2. Istanbul (Turkey)
Perhaps Hermann Tilke’s finest hour in F1, the Istanbul Park circuit proved a sensation when it was first introduced to the calendar in 2005.
Holding regular races until 2011, the circuit fell off the calendar as organisers couldn’t agree on a hosting fee with F1 and Bernie Ecclestone. With the organisers saying the fee was too high, Ecclestone pointed the finger back at poor promotion being the reason for low attendance figures.
With the government pulling funding, the track fell off the calendar and largely into disuse on the international scene. It earned a reprieve for 2020 during the chaos of the COVID seasons and held a stonking race that resulted in Lewis Hamilton winning his seventh title, but this wasn’t enough to secure a full-time return.
Despite being a circuit of universal appeal to both drivers and fans, and being a race that had cross-continental appeal between Europe and Asia, there’s no easy way back onto the calendar given the demand for a race and the exorbitant costs other governments are proving willing to pay.
Having not held a Grand Prix on the continent since 1993’s race at Kyalami, it’s high time that Africa gets a Grand Prix to make the World Championship truly that.
It’s the most glaring omission on the calendar, one that is constantly highlighted by leading figures – including recent comments by both Lewis Hamilton and Max Verstappen as the biggest voices in the sport to clamour for a race.
In recent years, a return to Kyalami looked near-certain as a deal almost made it across the line – only for it to fall apart at the 11th hour as South Africa aligned itself with Vladimir Putin and Russia following the country’s beginning military action in Ukraine.
For now, there’s no easy way for Africa to find a place on the calendar, although Stefano Domenicali has identified it as a priority going forward.
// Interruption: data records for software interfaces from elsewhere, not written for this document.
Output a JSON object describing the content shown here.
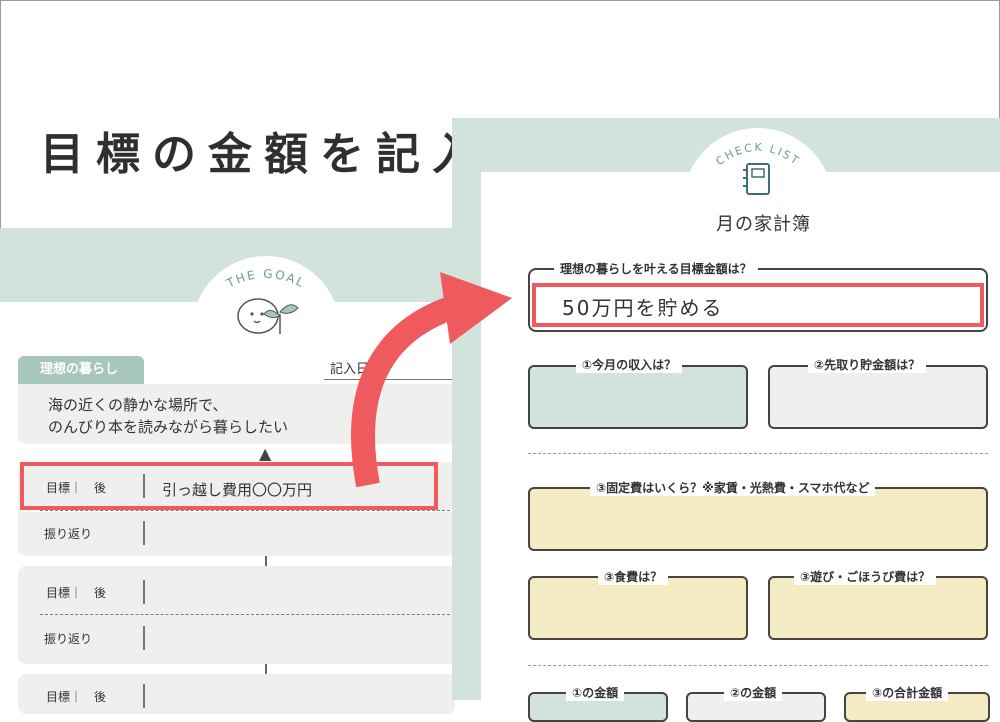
{
  "title": "目標の金額を記入",
  "left": {
    "goal_arc_text": "THE GOAL",
    "dream_tag": "理想の暮らし",
    "date_label": "記入日",
    "dream_text": "海の近くの静かな場所で、\nのんびり本を読みながら暮らしたい",
    "rows": [
      {
        "label": "目標｜　後",
        "value": "引っ越し費用〇〇万円"
      },
      {
        "label": "振り返り"
      },
      {
        "label": "目標｜　後"
      },
      {
        "label": "振り返り"
      },
      {
        "label": "目標｜　後"
      }
    ]
  },
  "right": {
    "arc_text": "CHECK LIST",
    "sheet_title": "月の家計簿",
    "goal_label": "理想の暮らしを叶える目標金額は？",
    "goal_value": "50万円を貯める",
    "income_label": "①今月の収入は？",
    "savings_label": "②先取り貯金額は？",
    "fixed_label": "③固定費はいくら？※家賃・光熱費・スマホ代など",
    "food_label": "③食費は？",
    "fun_label": "③遊び・ごほうび費は？",
    "sum1_label": "①の金額",
    "sum2_label": "②の金額",
    "sum3_label": "③の合計金額"
  },
  "colors": {
    "accent_red": "#ef5a5f",
    "sage": "#d2e3dc",
    "cream": "#f5ebc2",
    "tag_green": "#a7c7bb"
  }
}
Speaking in late 2022, he said: “We need to make sure when we do something new, that it has to be with the right partners and be stable fundamentals to stay longer.
“The only thing that I can say that after the first contact with Kyalami is that there are other places in Africa that are interested on Formula 1.
“That’s a very clear target: Africa will come back and hopefully very soon on our calendar.”
There are umpteen other examples that could be included on the calendar, such as having a race in France – think about an F1 Grand Prix being held at the Circuit de la Sarthe, rather than a return to Magny-Cours or Paul Ricard.
Mugello proved a beast of a track during its 2020 event, and why hasn’t Scandinavia got a race? After all, the region currently has two drivers on the grid – just like Spain, and one more than Germany!
Where would you like to see included on the F1 calendar?